EXERCISE PROMPT — Only lines containing "name" are wanted from the data below. Copy those lines.

[Excerpts from a dataset]
=== Begin Enclosure ===

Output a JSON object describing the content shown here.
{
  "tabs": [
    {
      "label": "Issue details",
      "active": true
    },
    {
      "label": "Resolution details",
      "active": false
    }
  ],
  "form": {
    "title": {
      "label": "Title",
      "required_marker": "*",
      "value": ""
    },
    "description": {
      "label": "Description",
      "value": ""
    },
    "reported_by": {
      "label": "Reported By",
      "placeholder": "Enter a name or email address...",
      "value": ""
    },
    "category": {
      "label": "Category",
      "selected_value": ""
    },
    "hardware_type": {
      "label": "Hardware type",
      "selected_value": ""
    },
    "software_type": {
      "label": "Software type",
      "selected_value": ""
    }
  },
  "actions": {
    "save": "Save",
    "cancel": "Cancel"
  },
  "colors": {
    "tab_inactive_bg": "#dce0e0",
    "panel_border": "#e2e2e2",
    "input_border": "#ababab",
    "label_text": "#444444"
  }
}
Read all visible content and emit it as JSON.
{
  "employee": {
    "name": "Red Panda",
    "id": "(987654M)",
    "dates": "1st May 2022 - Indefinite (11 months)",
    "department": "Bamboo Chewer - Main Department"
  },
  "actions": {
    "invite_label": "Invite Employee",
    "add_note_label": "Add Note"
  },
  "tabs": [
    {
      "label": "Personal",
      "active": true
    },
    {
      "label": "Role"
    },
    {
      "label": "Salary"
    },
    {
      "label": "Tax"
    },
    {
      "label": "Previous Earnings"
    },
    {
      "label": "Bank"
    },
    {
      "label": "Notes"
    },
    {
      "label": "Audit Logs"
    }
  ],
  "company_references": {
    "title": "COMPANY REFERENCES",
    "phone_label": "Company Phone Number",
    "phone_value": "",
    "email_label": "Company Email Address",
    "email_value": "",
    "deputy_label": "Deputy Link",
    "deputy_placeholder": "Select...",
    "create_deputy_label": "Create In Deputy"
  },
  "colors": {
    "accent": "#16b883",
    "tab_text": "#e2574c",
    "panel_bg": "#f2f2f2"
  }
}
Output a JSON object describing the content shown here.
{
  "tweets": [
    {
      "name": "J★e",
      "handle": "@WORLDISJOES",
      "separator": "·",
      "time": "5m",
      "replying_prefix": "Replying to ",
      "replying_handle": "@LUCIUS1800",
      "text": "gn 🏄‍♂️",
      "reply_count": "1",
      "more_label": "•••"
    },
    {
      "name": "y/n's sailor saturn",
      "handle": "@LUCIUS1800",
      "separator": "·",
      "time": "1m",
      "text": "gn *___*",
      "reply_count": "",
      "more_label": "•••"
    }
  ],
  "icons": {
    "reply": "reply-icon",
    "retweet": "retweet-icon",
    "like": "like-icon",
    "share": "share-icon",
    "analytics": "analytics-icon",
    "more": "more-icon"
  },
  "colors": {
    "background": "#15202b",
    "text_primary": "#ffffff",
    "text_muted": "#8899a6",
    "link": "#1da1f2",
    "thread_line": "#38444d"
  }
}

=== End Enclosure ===

EXERCISE RESPONSE —
      "placeholder": "Enter a name or email address...",
    "name": "Red Panda",
      "name": "J★e",
      "name": "y/n's sailor saturn",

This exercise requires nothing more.